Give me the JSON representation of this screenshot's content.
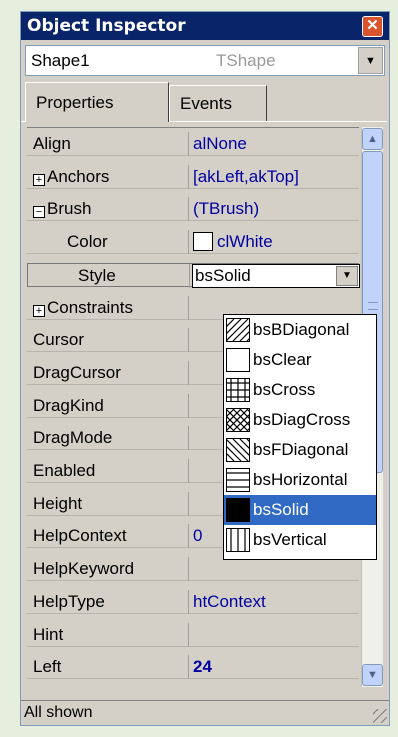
{
  "window": {
    "title": "Object Inspector",
    "close_glyph": "✕"
  },
  "object_selector": {
    "name": "Shape1",
    "type": "TShape"
  },
  "tabs": [
    {
      "label": "Properties"
    },
    {
      "label": "Events"
    }
  ],
  "properties": [
    {
      "name": "Align",
      "value": "alNone"
    },
    {
      "name": "Anchors",
      "value": "[akLeft,akTop]",
      "expander": "+"
    },
    {
      "name": "Brush",
      "value": "(TBrush)",
      "expander": "−"
    },
    {
      "name": "Color",
      "value": "clWhite"
    },
    {
      "name": "Style",
      "value": "bsSolid"
    },
    {
      "name": "Constraints",
      "value": "",
      "expander": "+"
    },
    {
      "name": "Cursor",
      "value": ""
    },
    {
      "name": "DragCursor",
      "value": ""
    },
    {
      "name": "DragKind",
      "value": ""
    },
    {
      "name": "DragMode",
      "value": ""
    },
    {
      "name": "Enabled",
      "value": ""
    },
    {
      "name": "Height",
      "value": ""
    },
    {
      "name": "HelpContext",
      "value": "0"
    },
    {
      "name": "HelpKeyword",
      "value": ""
    },
    {
      "name": "HelpType",
      "value": "htContext"
    },
    {
      "name": "Hint",
      "value": ""
    },
    {
      "name": "Left",
      "value": "24"
    }
  ],
  "style_dropdown": {
    "options": [
      "bsBDiagonal",
      "bsClear",
      "bsCross",
      "bsDiagCross",
      "bsFDiagonal",
      "bsHorizontal",
      "bsSolid",
      "bsVertical"
    ],
    "selected": "bsSolid"
  },
  "status": {
    "text": "All shown"
  },
  "colors": {
    "title_bg": "#0a246a",
    "value_text": "#0000a0",
    "selection": "#316ac5",
    "panel": "#d4d0c8"
  }
}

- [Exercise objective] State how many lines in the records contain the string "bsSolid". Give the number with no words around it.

- [Response to this exercise] 3